_Task to carry out_: Produce the full set of records below once more, exactly as they stand.
★ ★ ★
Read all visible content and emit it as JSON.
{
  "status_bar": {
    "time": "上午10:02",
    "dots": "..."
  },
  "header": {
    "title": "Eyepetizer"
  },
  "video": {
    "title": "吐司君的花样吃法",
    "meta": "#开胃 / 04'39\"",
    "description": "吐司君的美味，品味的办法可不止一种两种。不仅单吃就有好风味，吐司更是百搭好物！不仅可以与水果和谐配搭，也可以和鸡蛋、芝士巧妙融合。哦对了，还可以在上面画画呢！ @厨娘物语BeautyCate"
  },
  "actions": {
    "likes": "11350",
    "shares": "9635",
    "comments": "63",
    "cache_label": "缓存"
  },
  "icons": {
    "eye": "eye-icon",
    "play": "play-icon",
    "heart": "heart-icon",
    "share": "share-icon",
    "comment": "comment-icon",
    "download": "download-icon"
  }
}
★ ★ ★
_Solution to the problem_:
Read all visible content and emit it as JSON.
{
  "status_bar": {
    "time": "上午10:02",
    "dots": "..."
  },
  "header": {
    "title": "Eyepetizer"
  },
  "video": {
    "title": "吐司君的花样吃法",
    "meta": "#开胃 / 04'39\"",
    "description": "吐司君的美味，品味的办法可不止一种两种。不仅单吃就有好风味，吐司更是百搭好物！不仅可以与水果和谐配搭，也可以和鸡蛋、芝士巧妙融合。哦对了，还可以在上面画画呢！ @厨娘物语BeautyCate"
  },
  "actions": {
    "likes": "11350",
    "shares": "9635",
    "comments": "63",
    "cache_label": "缓存"
  },
  "icons": {
    "eye": "eye-icon",
    "play": "play-icon",
    "heart": "heart-icon",
    "share": "share-icon",
    "comment": "comment-icon",
    "download": "download-icon"
  }
}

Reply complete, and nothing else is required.